WASHINGTON - JULY 25 - In the face of massive public outcry, FEMA has decided to re-evaluate its decision to continue selling trailers known to have unsafe levels of formaldehyde. Trailer residents and the Sierra Club have been pressing the agency to acknowledge the problem of formaldehyde outgassing in the trailers and to stop distributing the trailers until the agency could ensure that all trailers going out were safe. Dangerously high levels of formaldehyde found in many FEMA trailers have caused serious health problems for many trailer residents and are even suspected as the cause of several deaths.
"Iím pleased that FEMA is going to finally use some common sense and review their decision to continue selling trailers that they know are potentially dangerous. No trailers should be sold or donated until the agency has completed their testing to make sure that unknowing victims are not being exposed to unsafe levels of formaldehyde.
"FEMAís track record on this issue is far from good. They willfully ignored complaints of people suffering from formaldehyde exposure; they refused to investigate formaldehyde outgassing, despite the advice of their field staff to do so; and they manipulated testing conditions in the trailers to sway the results and present a minimized risk of formaldehyde exposure.
"FEMA should use this review process to stop acting in its own best interest and start acting in the interest of the public health by halting the sale and distribution of the trailers until the agency has tested them to ensure they are safe. To guarantee safe emergency housing the future, FEMA should buy trailers made with safer alternatives to the formaldehyde-based glues which cause this health threat."
As the first group to discover the toxicity of FEMA trailers, the Sierra Club has taken a lead role in fighting for better disaster assistance and emergency housing. Testing by the Sierra Club in Mississippi, Louisiana and Alabama showed that 88 percent of trailers tested in 2006 and 2007 had formaldehyde levels above the EPA's recommended limit. Even the EPA's own testing showed that FEMA trailers had average formaldehyde levels three times higher than the EPA standard.
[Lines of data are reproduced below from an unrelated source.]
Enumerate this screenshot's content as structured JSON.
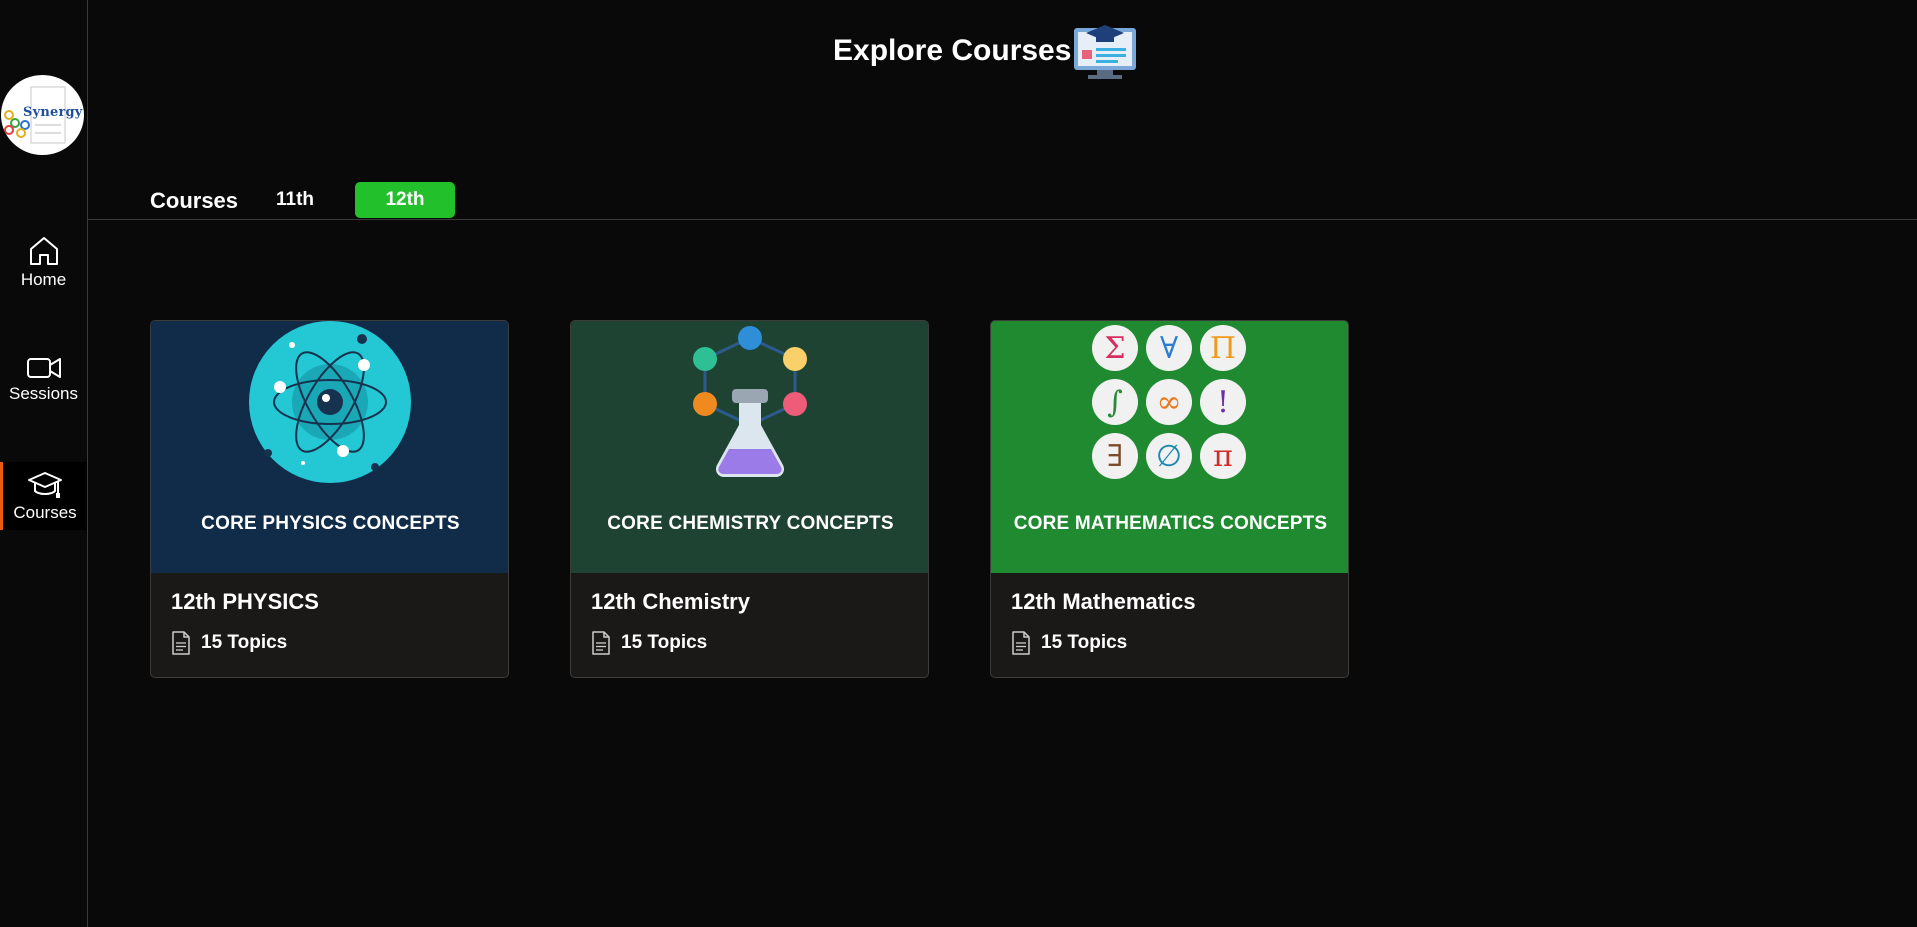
{
  "sidebar": {
    "logo_text": "Synergy",
    "items": [
      {
        "label": "Home",
        "icon": "home-icon"
      },
      {
        "label": "Sessions",
        "icon": "video-camera-icon"
      },
      {
        "label": "Courses",
        "icon": "graduation-cap-icon",
        "active": true
      }
    ]
  },
  "header": {
    "title": "Explore Courses",
    "icon": "course-monitor-icon"
  },
  "tabs": {
    "label": "Courses",
    "items": [
      {
        "label": "11th",
        "active": false
      },
      {
        "label": "12th",
        "active": true
      }
    ],
    "active_color": "#22c02a"
  },
  "courses": [
    {
      "banner_caption": "CORE PHYSICS CONCEPTS",
      "title": "12th PHYSICS",
      "topics": "15 Topics",
      "banner_color": "#102c48"
    },
    {
      "banner_caption": "CORE CHEMISTRY CONCEPTS",
      "title": "12th Chemistry",
      "topics": "15 Topics",
      "banner_color": "#1f4332"
    },
    {
      "banner_caption": "CORE MATHEMATICS CONCEPTS",
      "title": "12th Mathematics",
      "topics": "15 Topics",
      "banner_color": "#208a31"
    }
  ],
  "math_symbols": [
    "Σ",
    "∀",
    "Π",
    "∫",
    "∞",
    "!",
    "∃",
    "∅",
    "π"
  ],
  "colors": {
    "accent_active_nav": "#e85d0c",
    "background": "#0a0909",
    "card": "#1b1818"
  }
}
Tests currently being conducted by the Sierra Club and Texas Wildlife and Parks on FEMA trailers in Texas are also showing high formaldehyde levels.